A recent study released by the Kaiser Family Foundation (KFF) and the Episcopal Health Foundation (EHF) titled “Hurricane Harvey: The Experiences of Immigrants Living in the Texas Gulf Coast” reveals the particular challenges the immigrant community faced in the wake of the August natural disaster. Of those interviewed, although 64 percent of those surveyed experienced job or income loss and 74 percent reported property damage, nearly half hadn’t sought out help. According to the study, 56 percent of those who are likely to be undocumented immigrants say they are very worried or somewhat worried that if they try to seek help, they will draw attention to their own status or that of a family member.
“We did know going into designing the study that the immigrant community would be interesting because we knew, anecdotally, that undocumented immigrants needed more help,” said Liz Hamel, the lead researcher for the study and Director of Public Opinion and Survey Research at KFF, told Latino USA.
While surveying all demographics, researchers discovered this and other unique challenges experienced by the area’s immigrant community and decided to release a briefer, in-depth look at immigrants’ challenges. Approximately a quarter of those surveyed identified themselves as immigrants, and seven in ten of those immigrants identified as Hispanic. Meanwhile, about one in five immigrants who are legal residents worry about drawing attention to someone else’s status. About 40 percent of Texas’ overall population is Latino or Hispanic, according to the 2010 Census.
While the study showed that the overall priorities among different demographics were the same —all reported financial strain and home loss— it revealed that immigrants experience those issues at a larger scale. For example, immigrants were less likely to have either flood or homeowner’s insurance, at 41 percent versus 55 percent of native-born residents; researchers speculate it may be due to economic status.
On the other hand, the study also found that immigrants are less likely to apply for disaster relief from the Federal Emergency Management Agency (FEMA) or the Small Business Administration (SBA). Only one in four immigrants who said their homes had been damaged applied for disaster assistance, compared to two-thirds of native-born residents.

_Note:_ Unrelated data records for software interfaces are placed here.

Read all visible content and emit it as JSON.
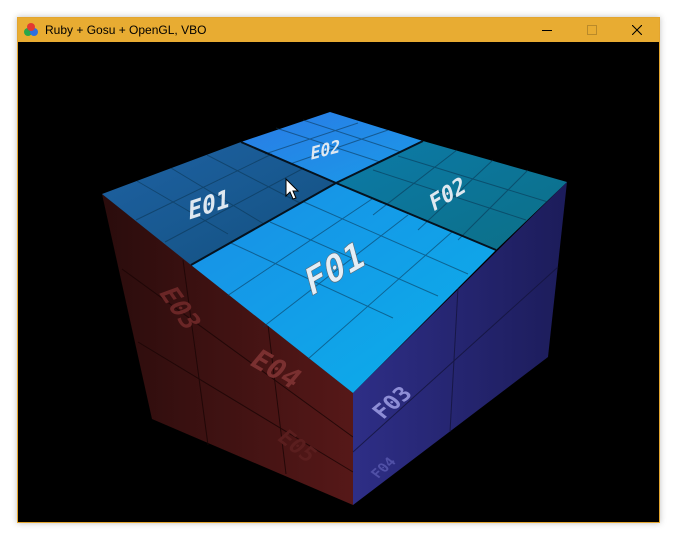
{
  "window": {
    "title": "Ruby + Gosu + OpenGL, VBO",
    "icon": "gosu-app-icon",
    "buttons": {
      "minimize": "minimize-icon",
      "maximize": "maximize-icon",
      "close": "close-icon"
    }
  },
  "scene": {
    "top_faces": {
      "front": "F01",
      "right": "F02",
      "left": "E01",
      "back": "E02"
    },
    "left_side_labels": {
      "upper": "E03",
      "middle": "E04",
      "lower": "E05"
    },
    "right_side_labels": {
      "upper": "F03",
      "lower": "F04"
    },
    "colors": {
      "window_border": "#e3a52f",
      "titlebar": "#e8ac32",
      "background": "#000000",
      "top_bright": "#0aa0e6",
      "top_dark": "#125a90",
      "left_side": "#4a1414",
      "right_side": "#2c2c78"
    },
    "cursor": "mouse-pointer-icon"
  }
}
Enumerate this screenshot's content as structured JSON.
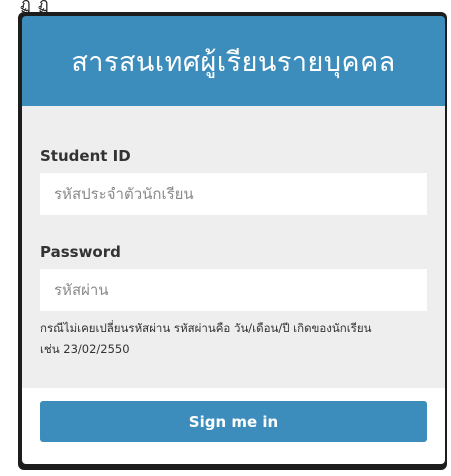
{
  "header": {
    "title": "สารสนเทศผู้เรียนรายบุคคล"
  },
  "top_clip": "ฏ ฏ",
  "form": {
    "student_id": {
      "label": "Student ID",
      "placeholder": "รหัสประจำตัวนักเรียน",
      "value": ""
    },
    "password": {
      "label": "Password",
      "placeholder": "รหัสผ่าน",
      "value": ""
    },
    "hint_line1": "กรณีไม่เคยเปลี่ยนรหัสผ่าน รหัสผ่านคือ วัน/เดือน/ปี เกิดของนักเรียน",
    "hint_line2": "เช่น 23/02/2550"
  },
  "footer": {
    "submit_label": "Sign me in"
  },
  "colors": {
    "accent": "#3c8dbc",
    "body_bg": "#eeeeee",
    "frame": "#1d1d1d"
  }
}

Undocumented immigrants are eligible for some FEMA aid. According to FEMA’s website, undocumented immigrants may be entitled to Crisis Counseling or Disaster Legal Services, and “other short-term, non-cash, emergency aid.” However, they are not eligible for cash assistance programs, but they can apply on behalf of their child if the child was born in the US. Hamel said that the requirements for aid eligibility are ambiguous for some. “Many of the people we surveyed were confused about the decision-making process and about how aid was distributed.”
Black and Hispanic residents and those with lower incomes were also more likely than others to say they lack an interpersonal support network, according to the study. Only 31 percent of Hispanics and 26 percent of Black residents reported saying they have people living nearby that they can “rely on for help and support,” compared to 48 percent of White residents.
Sao-Chee Sim, who lead research through EHF and lived through Hurricane Harvey himself, was surprised at this revelation. He says it may have considerable effects on the mental health of these communities.
“I lived through police officers knocking on my door and telling me I had to evacuate, and the first thing I did was call family and friends,” he said. “So that raises the question of what people do when they’re alone and do not have the knowledge to research and navigate their options.”
The study is part of a larger survey which sampled all demographics from 24 counties along the Texas Gulf Coast, which Hurricane Harvey ravaged on August 25, 2017, when it made landfall as a powerful Category 4 storm and dumped a historic 60 inches of rain over two days. Hurricane Harvey caused damage of up to $195 billion, tied with Hurricane Katrina as the costliest Atlantic hurricane in history.
The full study is below: